The design of the Electoral College was based upon several assumptions and anticipations of the Framers of the Constitution:
1. Each state would employ the district system of allocating electors.
2. Each presidential elector would exercise independent judgment when voting.
3. Candidates for either office would not pair together on the same ticket.
4. The system as designed would rarely produce a winner, thus sending the election to

Hmm. Number 4 looks like a troublemaker. Seems strange to me that the framers would construct a system that intended to rely on Congress to pick a President and Vice President. Turns out this bit them in the ass in 1796 and again in 1800 after the emergence of political parties, which became effective in gathering large blocks of electoral votes, and thus in manipulating the electoral system to their advantage. In fact, the famously bitter schism between Aaron Burr and Alexander Hamilton arose from Hamilton's support for Thomas Jefferson when Jefferson and Burr were tied for electoral votes for President in the 1800 election, resulting in the Jefferson Presidency. Burr (the sitting Vice President) later shot and killed Hamilton (the sitting Treasury Secretary) for this transgression. Who ever said the Framers were perfect?

The 12th Amendment changed the original system from one in which electors would cast two votes for President to one in which they would cast one for President and one for VP. This is still in place today. No further shootings occurred.

"Hey Hamilton, go fuck yourself."

Enough of the boring stuff.

So it is apparent to me that the Framers were more concerned with establishing an electoral system that satisfied the political whims of the time rather than one that was grounded in democratic principles, those being equality of representation and justice.

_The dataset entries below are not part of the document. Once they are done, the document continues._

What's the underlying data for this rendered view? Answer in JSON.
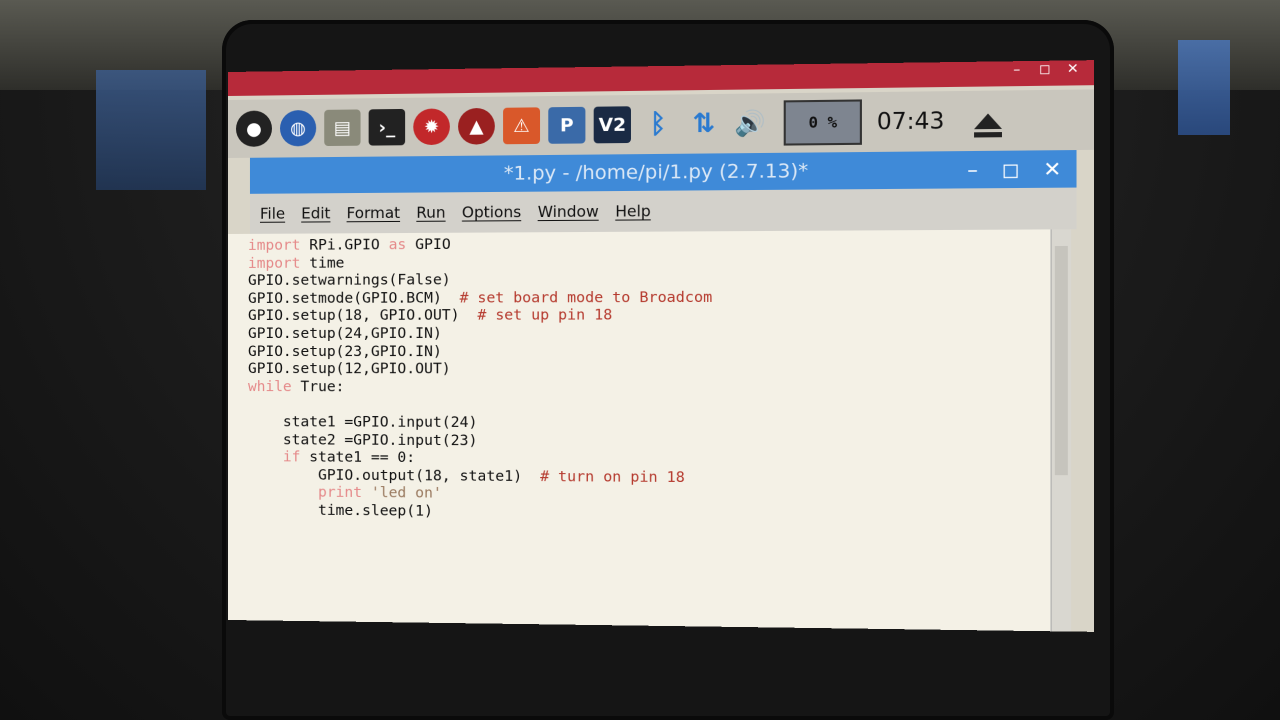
{
  "window_controls": {
    "minimize": "–",
    "maximize": "◻",
    "close": "✕"
  },
  "taskbar": {
    "icons": [
      "raspberry-icon",
      "globe-icon",
      "files-icon",
      "terminal-icon",
      "mathematica-icon",
      "wolfram-icon",
      "warning-icon",
      "python-icon",
      "vnc-icon",
      "bluetooth-icon",
      "network-icon",
      "volume-icon"
    ],
    "vnc_label": "V2",
    "cpu": "0 %",
    "clock": "07:43"
  },
  "editor_window": {
    "title": "*1.py - /home/pi/1.py (2.7.13)*"
  },
  "menu": [
    "File",
    "Edit",
    "Format",
    "Run",
    "Options",
    "Window",
    "Help"
  ],
  "code": [
    {
      "kw": "import",
      "rest": " RPi.GPIO ",
      "kw2": "as",
      "rest2": " GPIO",
      "comment": ""
    },
    {
      "kw": "import",
      "rest": " time",
      "comment": ""
    },
    {
      "kw": "",
      "rest": "GPIO.setwarnings(False)",
      "comment": ""
    },
    {
      "kw": "",
      "rest": "GPIO.setmode(GPIO.BCM)  ",
      "comment": "# set board mode to Broadcom"
    },
    {
      "kw": "",
      "rest": "GPIO.setup(18, GPIO.OUT)  ",
      "comment": "# set up pin 18"
    },
    {
      "kw": "",
      "rest": "GPIO.setup(24,GPIO.IN)",
      "comment": ""
    },
    {
      "kw": "",
      "rest": "GPIO.setup(23,GPIO.IN)",
      "comment": ""
    },
    {
      "kw": "",
      "rest": "GPIO.setup(12,GPIO.OUT)",
      "comment": ""
    },
    {
      "kw": "while",
      "rest": " True:",
      "comment": ""
    },
    {
      "kw": "",
      "rest": "",
      "comment": ""
    },
    {
      "kw": "",
      "rest": "    state1 =GPIO.input(24)",
      "comment": ""
    },
    {
      "kw": "",
      "rest": "    state2 =GPIO.input(23)",
      "comment": ""
    },
    {
      "indent": "    ",
      "kw": "if",
      "rest": " state1 == 0:",
      "comment": ""
    },
    {
      "kw": "",
      "rest": "        GPIO.output(18, state1)  ",
      "comment": "# turn on pin 18"
    },
    {
      "indent": "        ",
      "kw": "print",
      "rest": " ",
      "str": "'led on'",
      "comment": ""
    },
    {
      "kw": "",
      "rest": "        time.sleep(1)",
      "comment": ""
    }
  ]
}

If the electoral college system worked such that it exactly represented the popular vote, there would be less of a case against it. Of course, then we'd have to wonder why we even have such an elaborate (and thus, expensive) system. But, unfortunately, as we saw in 2000, the electoral vote put Bush into the Presidency, even though the popular vote should have carried Gore, by half a million votes, to the White House. Whoops. That should have been enough to motivate us to replace the electoral system with a direct democracy. Obviously it didn't. Whether or not the current election actually results in another split between the votes of the electorate and the votes of the people is entirely unimportant. The prospect that it is still a possibility in this and all future elections is grounds for dismantlement or systemic repair. It flouts the contemporary concept of democracy.

So, why do we still carry on with this antiquated system? Precedent provides momentum, sure. But, remember what happened once the electorate was first formed? Political parties self-organized, gathering electoral votes, and accreted power. In any social institution, people will always expand their authority to the extent allowed by the rules, and once that power exists, it is very difficult to change rules that would affect the distribution of power. And so, though the Republicans may hate the Democrats, and the Democrats may hate the Republicans, they need each other to perpetuate the dominance of the two-party system, in the same way that Fidel Castro needs the United States, Garfield needs Odie, and peanut butter needs jelly (why do you think there's an ampersand between them? They HATE each other).

Garfield and Odie: now a compelling political parable.

I'm sure this is rife with applications of game theory, if I understood it. Basically, without an electoral college, third, fourth, and fifth parties could start to eat away at the incumbent parties' votes, and thus their political power. And why would they want that?

Now let's all get drunk and watch the results.

Postlude: I realize there are argument of states' rights, urban overrepresentation, and others, that can be made in favor of the electoral college, and perhaps they can be made convincingly, but any system that strives to be a democratic one must, as a first principle, ensure equality of representation. Before any argument for keeping the current system is considered, I believe you have to first assess whether the current system is functioning to preserve the fundamental democratic rights of the people. If it is not, any argument in support of it fails. But I'm open to argument.